→ **DESCRIPTION OF THE TASK**:
In the entries below, identify every line with the string "background" and copy it.
= Beginning of Section =
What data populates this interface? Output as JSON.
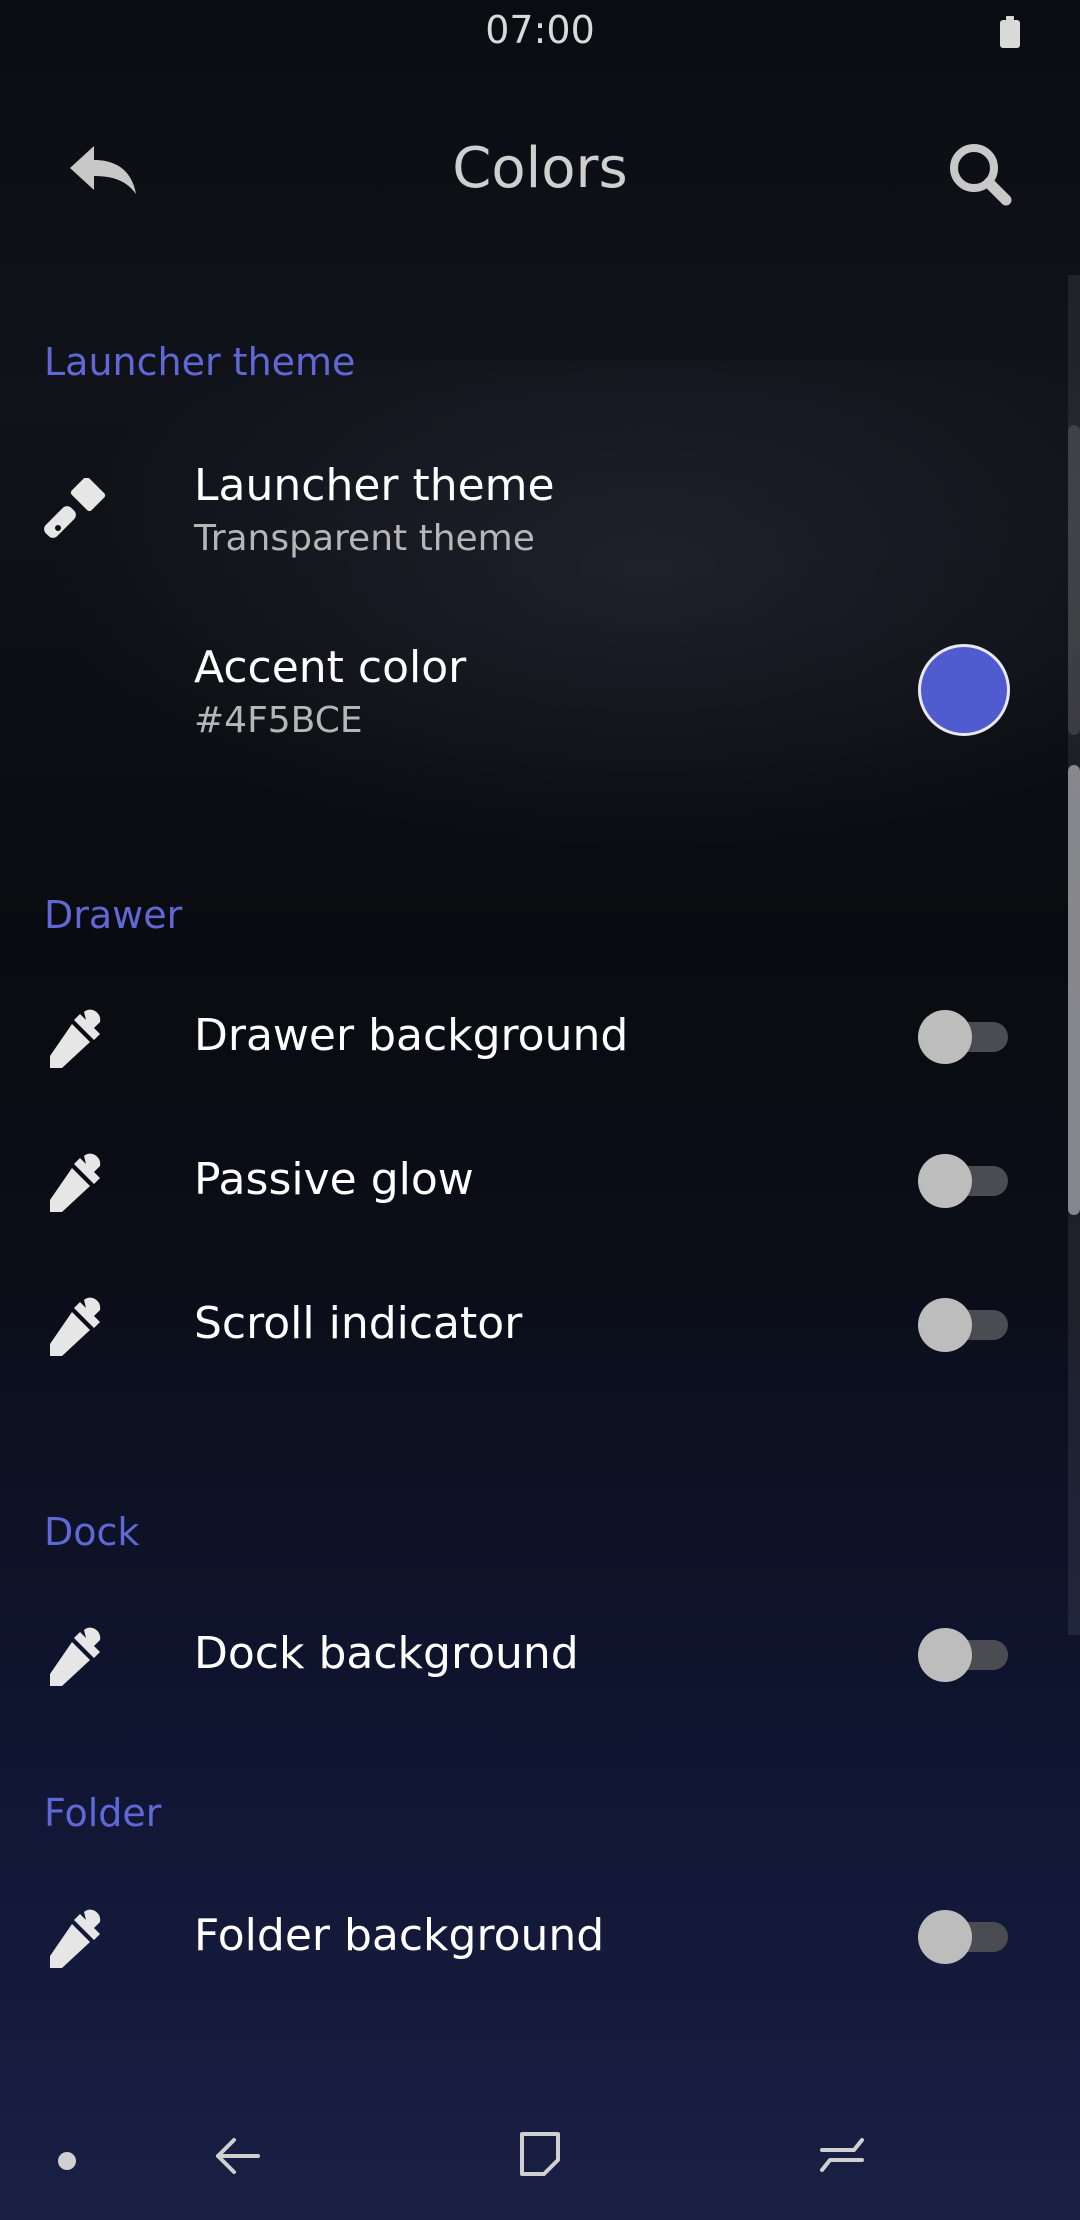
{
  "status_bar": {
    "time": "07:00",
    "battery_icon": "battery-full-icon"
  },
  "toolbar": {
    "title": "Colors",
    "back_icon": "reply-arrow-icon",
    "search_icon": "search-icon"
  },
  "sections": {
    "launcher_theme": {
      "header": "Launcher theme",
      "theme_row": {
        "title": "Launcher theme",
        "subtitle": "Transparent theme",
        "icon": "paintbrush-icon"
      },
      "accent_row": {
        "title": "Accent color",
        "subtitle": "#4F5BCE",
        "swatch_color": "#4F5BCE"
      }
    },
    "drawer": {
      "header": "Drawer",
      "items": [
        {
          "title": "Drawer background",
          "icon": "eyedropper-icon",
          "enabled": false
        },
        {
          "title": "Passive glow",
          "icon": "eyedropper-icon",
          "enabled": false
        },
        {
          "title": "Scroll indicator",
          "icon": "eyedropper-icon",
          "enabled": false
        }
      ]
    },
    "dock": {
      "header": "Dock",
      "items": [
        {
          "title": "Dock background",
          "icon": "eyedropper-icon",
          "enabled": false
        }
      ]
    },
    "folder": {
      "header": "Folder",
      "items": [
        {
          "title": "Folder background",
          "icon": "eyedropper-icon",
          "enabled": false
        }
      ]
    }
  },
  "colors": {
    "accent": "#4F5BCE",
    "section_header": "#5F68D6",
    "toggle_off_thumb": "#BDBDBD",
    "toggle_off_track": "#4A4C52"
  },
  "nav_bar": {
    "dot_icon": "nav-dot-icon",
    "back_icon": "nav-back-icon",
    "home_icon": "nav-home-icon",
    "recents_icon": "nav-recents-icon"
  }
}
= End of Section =
→ **OUTPUT FOR THIS EXERCISE**:
          "title": "Drawer background",
          "title": "Dock background",
          "title": "Folder background",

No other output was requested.